In the recent case of R (Horvath) v Secretary of State for the Environment, Food and Rural Affairs, the Court of Appeal was asked to assess a possible failure on the part of the UK Government to enact an EC Regulation and took the view that, unless it had confidence in its ability to resolve the EC question, it should refer the matter to the ECJ.
When a question of European Community law arises before a national court, that court can, at its own discretion, refer the question to the ECJ for a preliminary ruling on the application of EC law in that case. If a court is in the position of being the highest court in the land, from which there is no appeal, it has no discretion and must refer any question on the application of EC law to the ECJ.
In the Horvath case, an EC Regulation had been enacted into domestic law in England but not in Wales, Scotland or Northern Ireland. Mr Mark Horvath sought to challenge this, as has considered that it led to a disparity between the situation in England and that in the other three jurisdictions with regard to farming subsidies.
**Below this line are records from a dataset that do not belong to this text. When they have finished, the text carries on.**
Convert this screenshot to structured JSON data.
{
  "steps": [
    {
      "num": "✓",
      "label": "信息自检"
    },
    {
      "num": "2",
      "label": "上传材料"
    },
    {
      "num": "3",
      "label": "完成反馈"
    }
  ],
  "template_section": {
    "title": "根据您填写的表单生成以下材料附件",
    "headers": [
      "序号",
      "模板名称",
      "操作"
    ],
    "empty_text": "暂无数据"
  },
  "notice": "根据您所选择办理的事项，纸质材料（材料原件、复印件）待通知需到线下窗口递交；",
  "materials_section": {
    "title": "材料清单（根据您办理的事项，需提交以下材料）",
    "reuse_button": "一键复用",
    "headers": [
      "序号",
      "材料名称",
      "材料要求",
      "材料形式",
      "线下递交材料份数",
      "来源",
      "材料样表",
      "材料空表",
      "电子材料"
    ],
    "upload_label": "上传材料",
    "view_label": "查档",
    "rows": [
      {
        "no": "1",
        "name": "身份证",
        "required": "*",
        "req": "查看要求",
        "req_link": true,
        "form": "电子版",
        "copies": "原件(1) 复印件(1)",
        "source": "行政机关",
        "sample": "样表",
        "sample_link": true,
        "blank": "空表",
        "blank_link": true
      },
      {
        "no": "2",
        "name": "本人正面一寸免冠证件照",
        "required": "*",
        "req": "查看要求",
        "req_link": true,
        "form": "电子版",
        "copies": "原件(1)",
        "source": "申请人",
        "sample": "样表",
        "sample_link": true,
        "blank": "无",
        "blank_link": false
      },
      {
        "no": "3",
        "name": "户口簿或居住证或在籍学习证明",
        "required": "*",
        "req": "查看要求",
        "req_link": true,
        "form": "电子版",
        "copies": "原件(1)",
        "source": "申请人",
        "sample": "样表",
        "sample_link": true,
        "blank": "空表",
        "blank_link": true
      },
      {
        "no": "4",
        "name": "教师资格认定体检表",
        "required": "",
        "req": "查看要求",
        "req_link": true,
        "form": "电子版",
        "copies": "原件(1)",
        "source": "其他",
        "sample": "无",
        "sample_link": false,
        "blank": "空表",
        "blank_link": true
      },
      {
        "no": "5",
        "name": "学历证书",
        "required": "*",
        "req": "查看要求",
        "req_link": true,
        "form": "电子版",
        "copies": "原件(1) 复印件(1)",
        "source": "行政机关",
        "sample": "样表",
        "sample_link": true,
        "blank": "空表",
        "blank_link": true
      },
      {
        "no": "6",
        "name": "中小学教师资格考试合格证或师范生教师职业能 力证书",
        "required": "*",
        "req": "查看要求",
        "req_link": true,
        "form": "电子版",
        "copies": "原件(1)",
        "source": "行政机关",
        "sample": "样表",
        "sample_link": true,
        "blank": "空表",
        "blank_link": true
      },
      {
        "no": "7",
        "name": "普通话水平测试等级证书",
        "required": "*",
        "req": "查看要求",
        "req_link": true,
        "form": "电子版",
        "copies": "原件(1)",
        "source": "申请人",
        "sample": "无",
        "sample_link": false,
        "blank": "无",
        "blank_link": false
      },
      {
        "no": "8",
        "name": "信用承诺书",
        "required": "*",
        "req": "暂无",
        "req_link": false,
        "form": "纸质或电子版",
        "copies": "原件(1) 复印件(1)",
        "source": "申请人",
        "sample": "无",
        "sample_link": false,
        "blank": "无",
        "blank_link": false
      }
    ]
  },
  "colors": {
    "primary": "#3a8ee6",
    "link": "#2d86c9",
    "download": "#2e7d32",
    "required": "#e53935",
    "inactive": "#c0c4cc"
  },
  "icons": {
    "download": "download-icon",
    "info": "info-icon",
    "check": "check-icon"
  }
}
The Court of Appeal considered that, while it had the discretion not to refer this question to the ECJ, unless the court had complete confidence in its ability to resolve the issue satisfactorily then it should refer it to the ECJ.